Task statement:
Read through the listing, and wherever a line holds the word "before", return it.

Provided records Start Marker

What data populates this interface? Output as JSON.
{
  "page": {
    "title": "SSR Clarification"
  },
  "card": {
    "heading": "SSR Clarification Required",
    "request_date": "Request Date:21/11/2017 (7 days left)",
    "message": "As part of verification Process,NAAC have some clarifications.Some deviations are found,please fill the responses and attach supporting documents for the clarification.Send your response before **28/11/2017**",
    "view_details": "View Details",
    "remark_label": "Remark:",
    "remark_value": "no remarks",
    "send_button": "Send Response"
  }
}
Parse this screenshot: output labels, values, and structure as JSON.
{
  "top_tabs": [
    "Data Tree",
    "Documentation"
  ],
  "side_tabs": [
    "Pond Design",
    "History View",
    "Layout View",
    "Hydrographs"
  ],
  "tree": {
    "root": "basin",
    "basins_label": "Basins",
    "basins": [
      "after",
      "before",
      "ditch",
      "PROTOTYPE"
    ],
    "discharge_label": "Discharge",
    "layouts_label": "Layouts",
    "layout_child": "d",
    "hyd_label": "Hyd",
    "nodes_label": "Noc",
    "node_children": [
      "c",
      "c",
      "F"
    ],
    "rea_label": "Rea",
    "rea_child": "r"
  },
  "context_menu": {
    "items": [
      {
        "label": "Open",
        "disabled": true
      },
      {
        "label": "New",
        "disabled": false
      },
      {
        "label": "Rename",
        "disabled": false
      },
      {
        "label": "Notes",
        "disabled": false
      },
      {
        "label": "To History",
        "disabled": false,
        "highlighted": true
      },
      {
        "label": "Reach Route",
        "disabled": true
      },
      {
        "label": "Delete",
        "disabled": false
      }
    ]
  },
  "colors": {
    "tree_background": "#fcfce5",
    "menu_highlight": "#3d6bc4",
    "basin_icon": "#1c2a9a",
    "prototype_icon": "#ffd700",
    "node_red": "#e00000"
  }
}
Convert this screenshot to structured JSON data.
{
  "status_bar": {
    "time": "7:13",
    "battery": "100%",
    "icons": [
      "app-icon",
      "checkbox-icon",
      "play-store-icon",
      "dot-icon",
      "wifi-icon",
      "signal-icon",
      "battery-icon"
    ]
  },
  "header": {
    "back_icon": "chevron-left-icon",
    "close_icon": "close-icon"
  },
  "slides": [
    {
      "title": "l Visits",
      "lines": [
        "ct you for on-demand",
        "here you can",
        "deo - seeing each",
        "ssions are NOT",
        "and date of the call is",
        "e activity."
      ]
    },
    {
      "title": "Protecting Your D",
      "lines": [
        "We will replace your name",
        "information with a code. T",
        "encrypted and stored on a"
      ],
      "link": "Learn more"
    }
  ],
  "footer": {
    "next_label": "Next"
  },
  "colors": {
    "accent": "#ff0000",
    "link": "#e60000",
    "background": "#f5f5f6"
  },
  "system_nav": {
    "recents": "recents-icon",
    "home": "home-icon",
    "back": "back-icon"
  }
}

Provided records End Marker

Your solution:
    "message": "As part of verification Process,NAAC have some clarifications.Some deviations are found,please fill the responses and attach supporting documents for the clarification.Send your response before **28/11/2017**",
      "before",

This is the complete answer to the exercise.